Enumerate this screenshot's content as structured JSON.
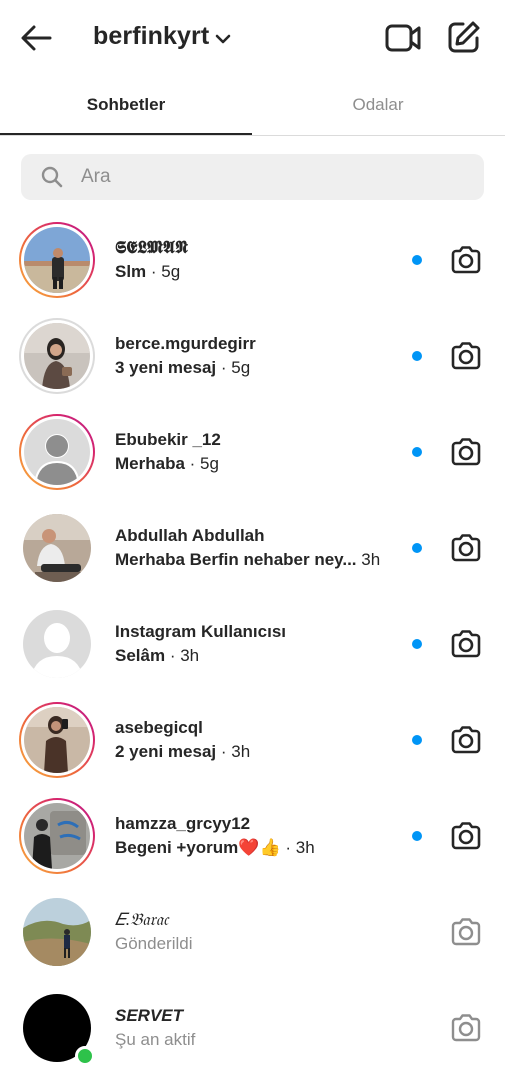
{
  "header": {
    "title": "berfinkyrt",
    "icons": [
      "back-arrow-icon",
      "chevron-down-icon",
      "video-camera-icon",
      "new-message-icon"
    ]
  },
  "tabs": [
    {
      "label": "Sohbetler",
      "active": true
    },
    {
      "label": "Odalar",
      "active": false
    }
  ],
  "search": {
    "placeholder": "Ara"
  },
  "colors": {
    "unread": "#0095f6",
    "online": "#2ec24a",
    "secondary_text": "#8e8e8e"
  },
  "conversations": [
    {
      "name": "𝕾𝕰𝕷𝕸𝕬𝕹",
      "message": "Slm",
      "time": "· 5g",
      "unread": true,
      "ring": "story"
    },
    {
      "name": "berce.mgurdegirr",
      "message": "3 yeni mesaj",
      "time": "· 5g",
      "unread": true,
      "ring": "seen"
    },
    {
      "name": "Ebubekir _12",
      "message": "Merhaba",
      "time": "· 5g",
      "unread": true,
      "ring": "story"
    },
    {
      "name": "Abdullah Abdullah",
      "message": "Merhaba Berfin nehaber ney...",
      "time": "3h",
      "unread": true,
      "ring": "none"
    },
    {
      "name": "Instagram Kullanıcısı",
      "message": "Selâm",
      "time": "· 3h",
      "unread": true,
      "ring": "none"
    },
    {
      "name": "asebegicql",
      "message": "2 yeni mesaj",
      "time": "· 3h",
      "unread": true,
      "ring": "story"
    },
    {
      "name": "hamzza_grcyy12",
      "message": "Begeni +yorum❤️👍",
      "time": "· 3h",
      "unread": true,
      "ring": "story"
    },
    {
      "name": "𝐸.𝔅𝔞𝔯𝔞𝔠",
      "message": "Gönderildi",
      "time": "",
      "unread": false,
      "ring": "none"
    },
    {
      "name": "SERVET",
      "message": "Şu an aktif",
      "time": "",
      "unread": false,
      "ring": "none",
      "online": true
    }
  ]
}
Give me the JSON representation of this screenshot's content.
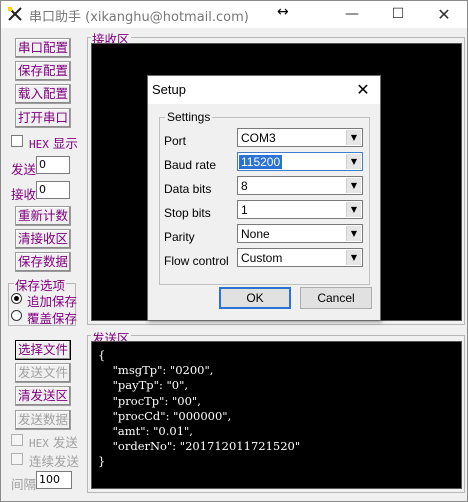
{
  "window": {
    "title": "串口助手 (xikanghu@hotmail.com)",
    "move_glyph": "↔",
    "minimize": "—",
    "maximize": "☐",
    "close": "✕"
  },
  "left": {
    "buttons": {
      "port_config": "串口配置",
      "save_config": "保存配置",
      "load_config": "载入配置",
      "open_port": "打开串口",
      "reset_count": "重新计数",
      "clear_recv": "清接收区",
      "save_data": "保存数据",
      "select_file": "选择文件",
      "send_file": "发送文件",
      "clear_send": "清发送区",
      "send_data": "发送数据"
    },
    "hex_show_prefix": "HEX",
    "hex_show_label": "显示",
    "send_count_label": "发送",
    "send_count": "0",
    "recv_count_label": "接收",
    "recv_count": "0",
    "save_options_title": "保存选项",
    "append_save": "追加保存",
    "overwrite_save": "覆盖保存",
    "hex_send_prefix": "HEX",
    "hex_send_label": "发送",
    "continuous_send": "连续发送",
    "interval_label": "间隔",
    "interval_value": "100"
  },
  "recv": {
    "title": "接收区"
  },
  "send": {
    "title": "发送区",
    "lines": [
      "{",
      "    \"msgTp\": \"0200\",",
      "    \"payTp\": \"0\",",
      "    \"procTp\": \"00\",",
      "    \"procCd\": \"000000\",",
      "    \"amt\": \"0.01\",",
      "    \"orderNo\": \"201712011721520\"",
      "}"
    ]
  },
  "dialog": {
    "title": "Setup",
    "close": "✕",
    "group_title": "Settings",
    "fields": [
      {
        "label": "Port",
        "value": "COM3"
      },
      {
        "label": "Baud rate",
        "value": "115200"
      },
      {
        "label": "Data bits",
        "value": "8"
      },
      {
        "label": "Stop bits",
        "value": "1"
      },
      {
        "label": "Parity",
        "value": "None"
      },
      {
        "label": "Flow control",
        "value": "Custom"
      }
    ],
    "ok": "OK",
    "cancel": "Cancel"
  },
  "colors": {
    "accent_text": "#800080",
    "area_bg": "#000000",
    "selection": "#2a72d6"
  },
  "icons": {
    "app": "serial-assistant-icon",
    "combo_arrow": "chevron-down-icon"
  }
}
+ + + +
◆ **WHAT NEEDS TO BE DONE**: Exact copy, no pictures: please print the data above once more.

◆ **REPLY TO THE EXERCISE**:
Enumerate this screenshot's content as structured JSON.
{
  "header": {
    "title": "berfinkyrt",
    "icons": [
      "back-arrow-icon",
      "chevron-down-icon",
      "video-camera-icon",
      "new-message-icon"
    ]
  },
  "tabs": [
    {
      "label": "Sohbetler",
      "active": true
    },
    {
      "label": "Odalar",
      "active": false
    }
  ],
  "search": {
    "placeholder": "Ara"
  },
  "colors": {
    "unread": "#0095f6",
    "online": "#2ec24a",
    "secondary_text": "#8e8e8e"
  },
  "conversations": [
    {
      "name": "𝕾𝕰𝕷𝕸𝕬𝕹",
      "message": "Slm",
      "time": "· 5g",
      "unread": true,
      "ring": "story"
    },
    {
      "name": "berce.mgurdegirr",
      "message": "3 yeni mesaj",
      "time": "· 5g",
      "unread": true,
      "ring": "seen"
    },
    {
      "name": "Ebubekir _12",
      "message": "Merhaba",
      "time": "· 5g",
      "unread": true,
      "ring": "story"
    },
    {
      "name": "Abdullah Abdullah",
      "message": "Merhaba Berfin nehaber ney...",
      "time": "3h",
      "unread": true,
      "ring": "none"
    },
    {
      "name": "Instagram Kullanıcısı",
      "message": "Selâm",
      "time": "· 3h",
      "unread": true,
      "ring": "none"
    },
    {
      "name": "asebegicql",
      "message": "2 yeni mesaj",
      "time": "· 3h",
      "unread": true,
      "ring": "story"
    },
    {
      "name": "hamzza_grcyy12",
      "message": "Begeni +yorum❤️👍",
      "time": "· 3h",
      "unread": true,
      "ring": "story"
    },
    {
      "name": "𝐸.𝔅𝔞𝔯𝔞𝔠",
      "message": "Gönderildi",
      "time": "",
      "unread": false,
      "ring": "none"
    },
    {
      "name": "SERVET",
      "message": "Şu an aktif",
      "time": "",
      "unread": false,
      "ring": "none",
      "online": true
    }
  ]
}
Give me the JSON representation of this screenshot's content.
{
  "window": {
    "title": "串口助手 (xikanghu@hotmail.com)",
    "move_glyph": "↔",
    "minimize": "—",
    "maximize": "☐",
    "close": "✕"
  },
  "left": {
    "buttons": {
      "port_config": "串口配置",
      "save_config": "保存配置",
      "load_config": "载入配置",
      "open_port": "打开串口",
      "reset_count": "重新计数",
      "clear_recv": "清接收区",
      "save_data": "保存数据",
      "select_file": "选择文件",
      "send_file": "发送文件",
      "clear_send": "清发送区",
      "send_data": "发送数据"
    },
    "hex_show_prefix": "HEX",
    "hex_show_label": "显示",
    "send_count_label": "发送",
    "send_count": "0",
    "recv_count_label": "接收",
    "recv_count": "0",
    "save_options_title": "保存选项",
    "append_save": "追加保存",
    "overwrite_save": "覆盖保存",
    "hex_send_prefix": "HEX",
    "hex_send_label": "发送",
    "continuous_send": "连续发送",
    "interval_label": "间隔",
    "interval_value": "100"
  },
  "recv": {
    "title": "接收区"
  },
  "send": {
    "title": "发送区",
    "lines": [
      "{",
      "    \"msgTp\": \"0200\",",
      "    \"payTp\": \"0\",",
      "    \"procTp\": \"00\",",
      "    \"procCd\": \"000000\",",
      "    \"amt\": \"0.01\",",
      "    \"orderNo\": \"201712011721520\"",
      "}"
    ]
  },
  "dialog": {
    "title": "Setup",
    "close": "✕",
    "group_title": "Settings",
    "fields": [
      {
        "label": "Port",
        "value": "COM3"
      },
      {
        "label": "Baud rate",
        "value": "115200"
      },
      {
        "label": "Data bits",
        "value": "8"
      },
      {
        "label": "Stop bits",
        "value": "1"
      },
      {
        "label": "Parity",
        "value": "None"
      },
      {
        "label": "Flow control",
        "value": "Custom"
      }
    ],
    "ok": "OK",
    "cancel": "Cancel"
  },
  "colors": {
    "accent_text": "#800080",
    "area_bg": "#000000",
    "selection": "#2a72d6"
  },
  "icons": {
    "app": "serial-assistant-icon",
    "combo_arrow": "chevron-down-icon"
  }
}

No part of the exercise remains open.